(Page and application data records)
● ● ●

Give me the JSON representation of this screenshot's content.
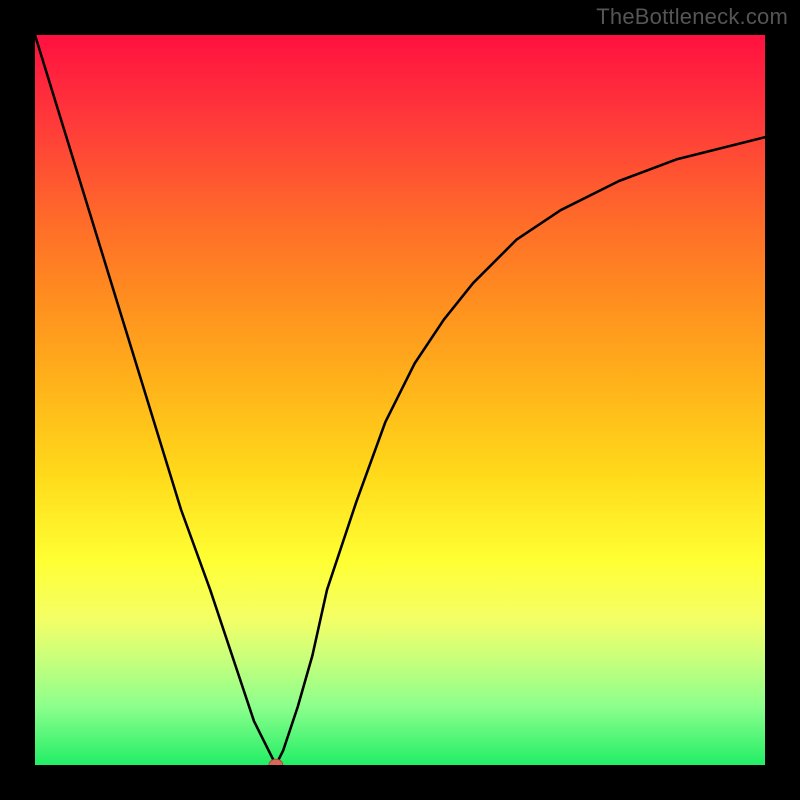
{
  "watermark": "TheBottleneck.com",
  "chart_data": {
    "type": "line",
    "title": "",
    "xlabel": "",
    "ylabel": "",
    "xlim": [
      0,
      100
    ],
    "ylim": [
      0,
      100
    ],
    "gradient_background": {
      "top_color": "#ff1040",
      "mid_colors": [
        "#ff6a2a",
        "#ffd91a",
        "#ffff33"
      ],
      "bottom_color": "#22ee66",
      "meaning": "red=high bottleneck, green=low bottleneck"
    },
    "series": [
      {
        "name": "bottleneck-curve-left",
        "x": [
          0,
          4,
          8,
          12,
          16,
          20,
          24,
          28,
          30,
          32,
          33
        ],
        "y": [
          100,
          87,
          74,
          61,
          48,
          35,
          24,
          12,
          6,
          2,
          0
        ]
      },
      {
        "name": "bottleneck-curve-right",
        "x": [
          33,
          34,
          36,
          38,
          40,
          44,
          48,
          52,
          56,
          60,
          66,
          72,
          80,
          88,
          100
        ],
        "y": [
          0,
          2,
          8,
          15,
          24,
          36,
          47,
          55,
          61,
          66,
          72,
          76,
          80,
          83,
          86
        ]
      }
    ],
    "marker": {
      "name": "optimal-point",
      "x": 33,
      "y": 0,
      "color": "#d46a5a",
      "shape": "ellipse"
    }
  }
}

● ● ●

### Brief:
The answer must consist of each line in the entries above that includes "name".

### Answer space:
        "name": "bottleneck-curve-left",
        "name": "bottleneck-curve-right",
      "name": "optimal-point",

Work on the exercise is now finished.